- Opening Delimiter -

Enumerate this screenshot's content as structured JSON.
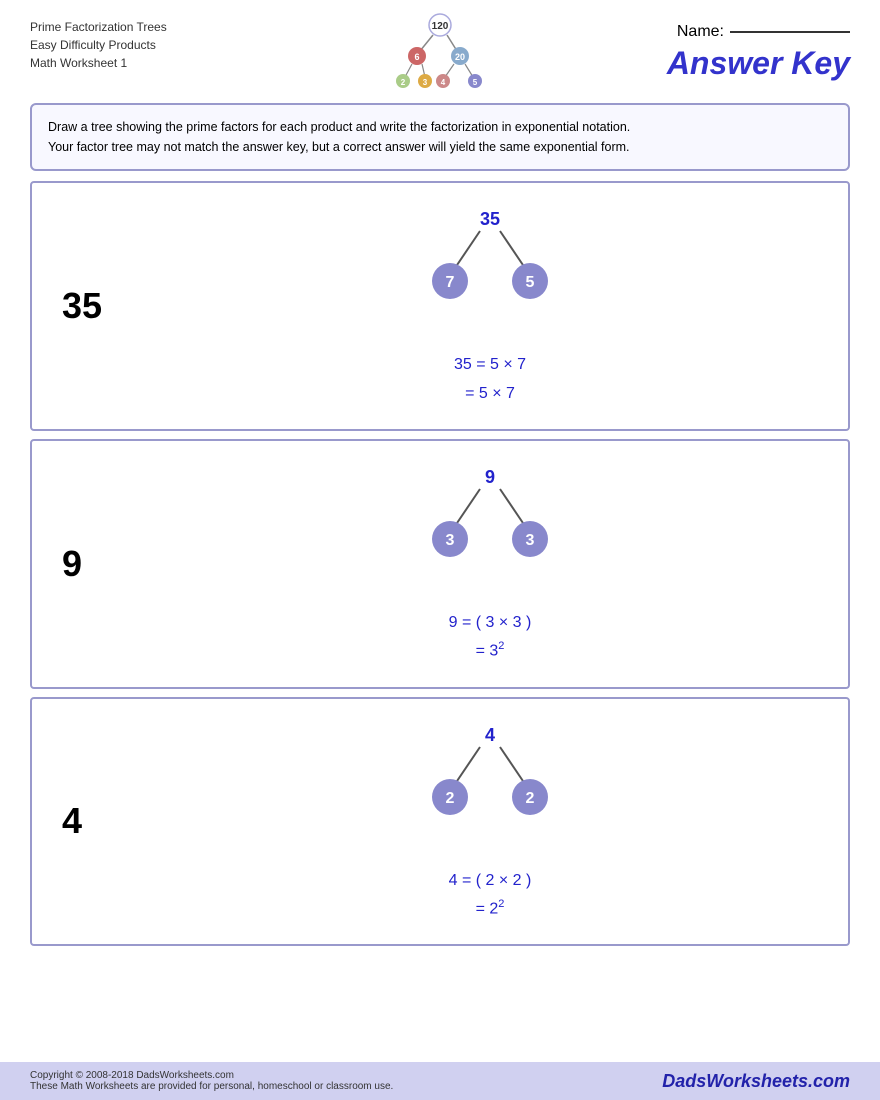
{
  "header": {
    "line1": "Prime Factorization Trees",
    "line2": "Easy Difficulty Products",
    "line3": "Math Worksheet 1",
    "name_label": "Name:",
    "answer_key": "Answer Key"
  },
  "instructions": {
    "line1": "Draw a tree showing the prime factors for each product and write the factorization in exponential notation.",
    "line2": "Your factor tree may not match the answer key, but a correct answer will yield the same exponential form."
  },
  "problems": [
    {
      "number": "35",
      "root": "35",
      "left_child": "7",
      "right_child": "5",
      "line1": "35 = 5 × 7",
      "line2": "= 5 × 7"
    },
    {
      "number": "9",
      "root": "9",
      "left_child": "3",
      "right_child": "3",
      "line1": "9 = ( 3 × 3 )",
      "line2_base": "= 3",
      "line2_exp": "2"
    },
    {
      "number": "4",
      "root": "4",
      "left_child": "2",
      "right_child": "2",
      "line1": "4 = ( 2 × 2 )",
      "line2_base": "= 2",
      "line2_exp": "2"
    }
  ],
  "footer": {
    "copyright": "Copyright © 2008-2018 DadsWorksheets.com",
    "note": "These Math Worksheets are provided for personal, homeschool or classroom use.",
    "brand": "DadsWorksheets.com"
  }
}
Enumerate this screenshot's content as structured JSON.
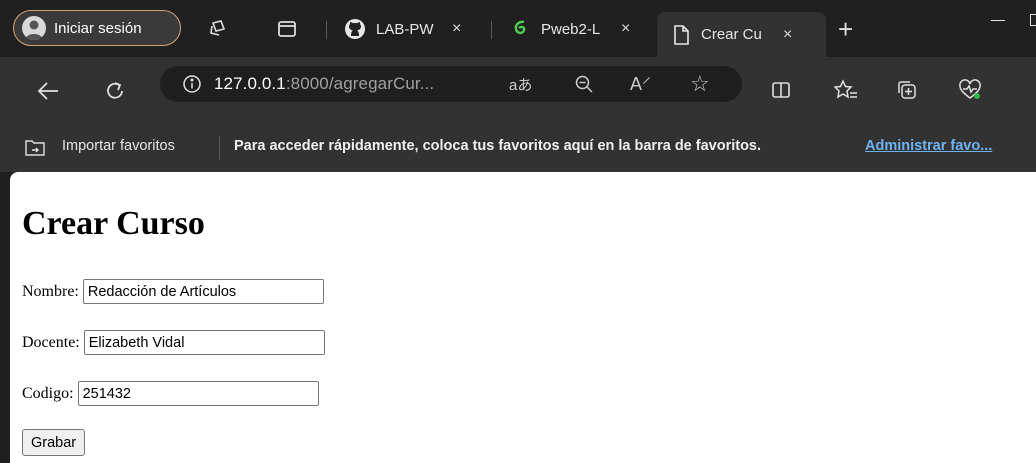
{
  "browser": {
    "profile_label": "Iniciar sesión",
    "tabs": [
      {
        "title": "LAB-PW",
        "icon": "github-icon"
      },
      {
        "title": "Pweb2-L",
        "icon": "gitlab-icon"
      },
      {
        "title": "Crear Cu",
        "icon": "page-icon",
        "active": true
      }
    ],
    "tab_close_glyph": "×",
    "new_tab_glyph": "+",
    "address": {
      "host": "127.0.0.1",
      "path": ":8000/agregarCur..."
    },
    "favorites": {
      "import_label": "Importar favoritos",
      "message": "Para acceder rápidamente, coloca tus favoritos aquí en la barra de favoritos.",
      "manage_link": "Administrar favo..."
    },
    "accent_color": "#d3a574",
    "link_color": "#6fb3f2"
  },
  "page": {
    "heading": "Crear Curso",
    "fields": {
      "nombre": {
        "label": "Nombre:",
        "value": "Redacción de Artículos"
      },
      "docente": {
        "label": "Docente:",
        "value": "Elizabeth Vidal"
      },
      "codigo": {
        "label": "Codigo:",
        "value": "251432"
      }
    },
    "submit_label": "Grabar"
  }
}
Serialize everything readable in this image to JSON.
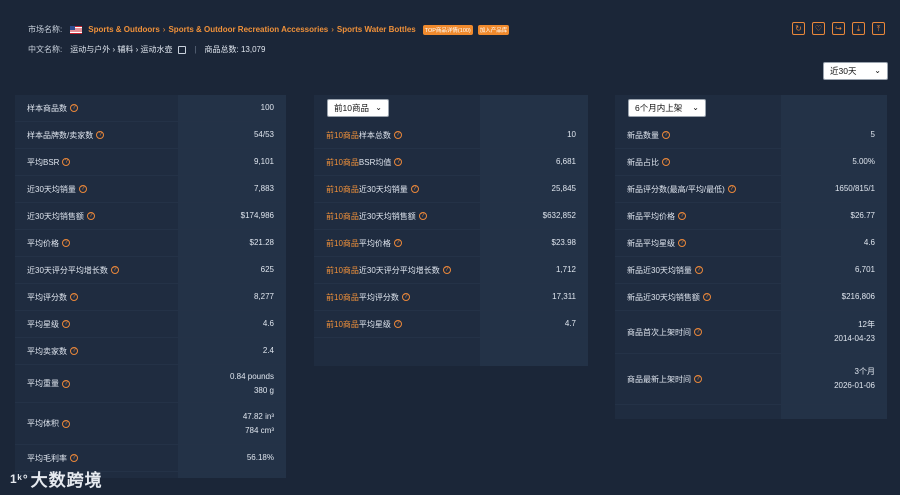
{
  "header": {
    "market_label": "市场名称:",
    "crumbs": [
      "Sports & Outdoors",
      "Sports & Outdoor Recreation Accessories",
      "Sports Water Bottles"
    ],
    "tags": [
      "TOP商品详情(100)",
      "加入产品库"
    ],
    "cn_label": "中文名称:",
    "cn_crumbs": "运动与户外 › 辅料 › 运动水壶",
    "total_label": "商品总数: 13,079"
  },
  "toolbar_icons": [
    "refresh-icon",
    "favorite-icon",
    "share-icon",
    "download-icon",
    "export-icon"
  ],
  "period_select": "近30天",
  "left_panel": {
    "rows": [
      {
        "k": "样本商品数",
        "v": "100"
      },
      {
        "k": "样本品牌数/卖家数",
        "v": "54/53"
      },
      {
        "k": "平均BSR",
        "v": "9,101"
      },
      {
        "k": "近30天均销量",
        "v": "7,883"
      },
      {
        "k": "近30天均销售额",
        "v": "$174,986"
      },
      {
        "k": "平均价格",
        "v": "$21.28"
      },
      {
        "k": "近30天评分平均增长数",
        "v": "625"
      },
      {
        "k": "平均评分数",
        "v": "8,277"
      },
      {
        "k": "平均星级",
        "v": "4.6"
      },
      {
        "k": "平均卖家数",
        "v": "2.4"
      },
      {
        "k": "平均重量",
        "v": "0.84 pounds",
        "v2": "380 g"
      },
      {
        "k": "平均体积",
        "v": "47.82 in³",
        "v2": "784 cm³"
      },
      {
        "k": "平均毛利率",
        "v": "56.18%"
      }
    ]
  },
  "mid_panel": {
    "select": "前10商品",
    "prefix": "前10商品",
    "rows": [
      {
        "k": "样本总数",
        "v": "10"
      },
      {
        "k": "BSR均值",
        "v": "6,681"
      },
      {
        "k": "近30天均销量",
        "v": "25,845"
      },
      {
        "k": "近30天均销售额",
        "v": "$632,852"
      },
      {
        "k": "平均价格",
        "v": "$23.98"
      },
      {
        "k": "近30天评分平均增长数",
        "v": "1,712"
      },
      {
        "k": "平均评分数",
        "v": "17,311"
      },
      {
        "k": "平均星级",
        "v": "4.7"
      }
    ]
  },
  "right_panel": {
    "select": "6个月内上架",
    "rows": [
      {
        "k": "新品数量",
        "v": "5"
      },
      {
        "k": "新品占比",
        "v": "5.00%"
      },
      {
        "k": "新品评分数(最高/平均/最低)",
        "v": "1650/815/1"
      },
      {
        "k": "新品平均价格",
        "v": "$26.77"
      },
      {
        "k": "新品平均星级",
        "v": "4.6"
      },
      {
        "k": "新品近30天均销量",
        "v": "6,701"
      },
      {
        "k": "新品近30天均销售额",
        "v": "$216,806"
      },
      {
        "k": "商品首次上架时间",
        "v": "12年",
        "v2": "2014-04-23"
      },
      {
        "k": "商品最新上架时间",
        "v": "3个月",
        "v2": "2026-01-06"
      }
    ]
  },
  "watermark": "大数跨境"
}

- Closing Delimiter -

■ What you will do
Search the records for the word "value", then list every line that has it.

■ Task result
        "value": "Redacción de Artículos"
        "value": "Elizabeth Vidal"
        "value": "251432"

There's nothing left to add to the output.